--- DATA RECORDS ---

++++

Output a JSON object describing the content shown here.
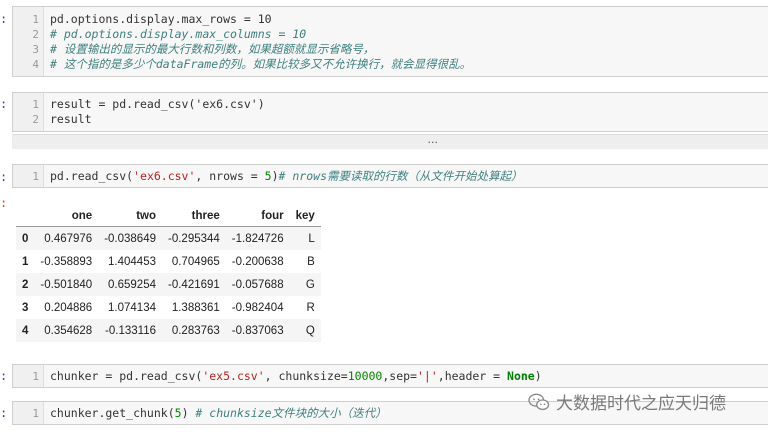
{
  "cells": {
    "cell1": {
      "prompt": ":",
      "lines": [
        {
          "num": "1",
          "code": "pd.options.display.max_rows = 10"
        },
        {
          "num": "2",
          "code": "# pd.options.display.max_columns = 10"
        },
        {
          "num": "3",
          "code": "# 设置输出的显示的最大行数和列数，如果超额就显示省略号，"
        },
        {
          "num": "4",
          "code": "# 这个指的是多少个dataFrame的列。如果比较多又不允许换行，就会显得很乱。"
        }
      ]
    },
    "cell2": {
      "prompt": ":",
      "lines": [
        {
          "num": "1",
          "code": "result = pd.read_csv('ex6.csv')"
        },
        {
          "num": "2",
          "code": "result"
        }
      ],
      "collapsed_output": "..."
    },
    "cell3": {
      "prompt": ":",
      "out_prompt": ":",
      "lines": [
        {
          "num": "1",
          "code_pre": "pd.read_csv(",
          "str": "'ex6.csv'",
          "code_mid": ", nrows = ",
          "num_lit": "5",
          "code_post": ")",
          "comment": "# nrows需要读取的行数（从文件开始处算起）"
        }
      ]
    },
    "cell4": {
      "prompt": ":",
      "lines": [
        {
          "num": "1",
          "code_pre": "chunker = pd.read_csv(",
          "str": "'ex5.csv'",
          "code_mid": ", chunksize=",
          "num_lit": "10000",
          "code_mid2": ",sep=",
          "str2": "'|'",
          "code_mid3": ",header = ",
          "kw": "None",
          "code_post": ")"
        }
      ]
    },
    "cell5": {
      "prompt": ":",
      "lines": [
        {
          "num": "1",
          "code_pre": "chunker.get_chunk(",
          "num_lit": "5",
          "code_post": ") ",
          "comment": "# chunksize文件块的大小（迭代）"
        }
      ]
    }
  },
  "dataframe": {
    "columns": [
      "",
      "one",
      "two",
      "three",
      "four",
      "key"
    ],
    "rows": [
      [
        "0",
        "0.467976",
        "-0.038649",
        "-0.295344",
        "-1.824726",
        "L"
      ],
      [
        "1",
        "-0.358893",
        "1.404453",
        "0.704965",
        "-0.200638",
        "B"
      ],
      [
        "2",
        "-0.501840",
        "0.659254",
        "-0.421691",
        "-0.057688",
        "G"
      ],
      [
        "3",
        "0.204886",
        "1.074134",
        "1.388361",
        "-0.982404",
        "R"
      ],
      [
        "4",
        "0.354628",
        "-0.133116",
        "0.283763",
        "-0.837063",
        "Q"
      ]
    ]
  },
  "watermark": {
    "text": "大数据时代之应天归德",
    "icon": "wechat-icon"
  },
  "colors": {
    "prompt": "#303f9f",
    "out_prompt": "#d84315",
    "comment": "#408080",
    "string": "#ba2121",
    "number": "#008800"
  }
}
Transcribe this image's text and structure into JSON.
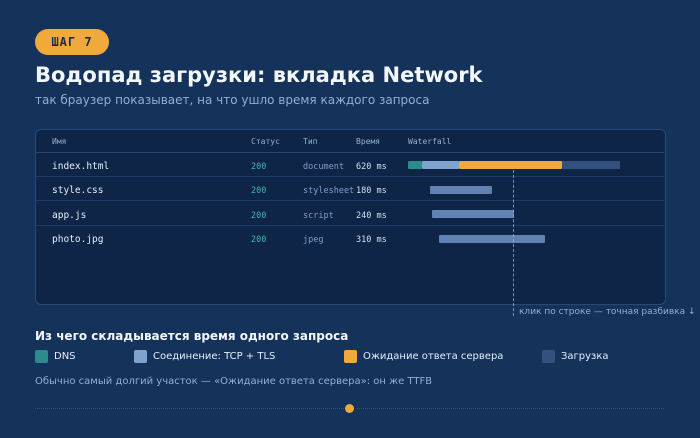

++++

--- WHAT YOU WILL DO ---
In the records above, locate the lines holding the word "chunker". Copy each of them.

--- TASK RESPONSE ---
          "code_pre": "chunker = pd.read_csv(",
          "code_pre": "chunker.get_chunk(",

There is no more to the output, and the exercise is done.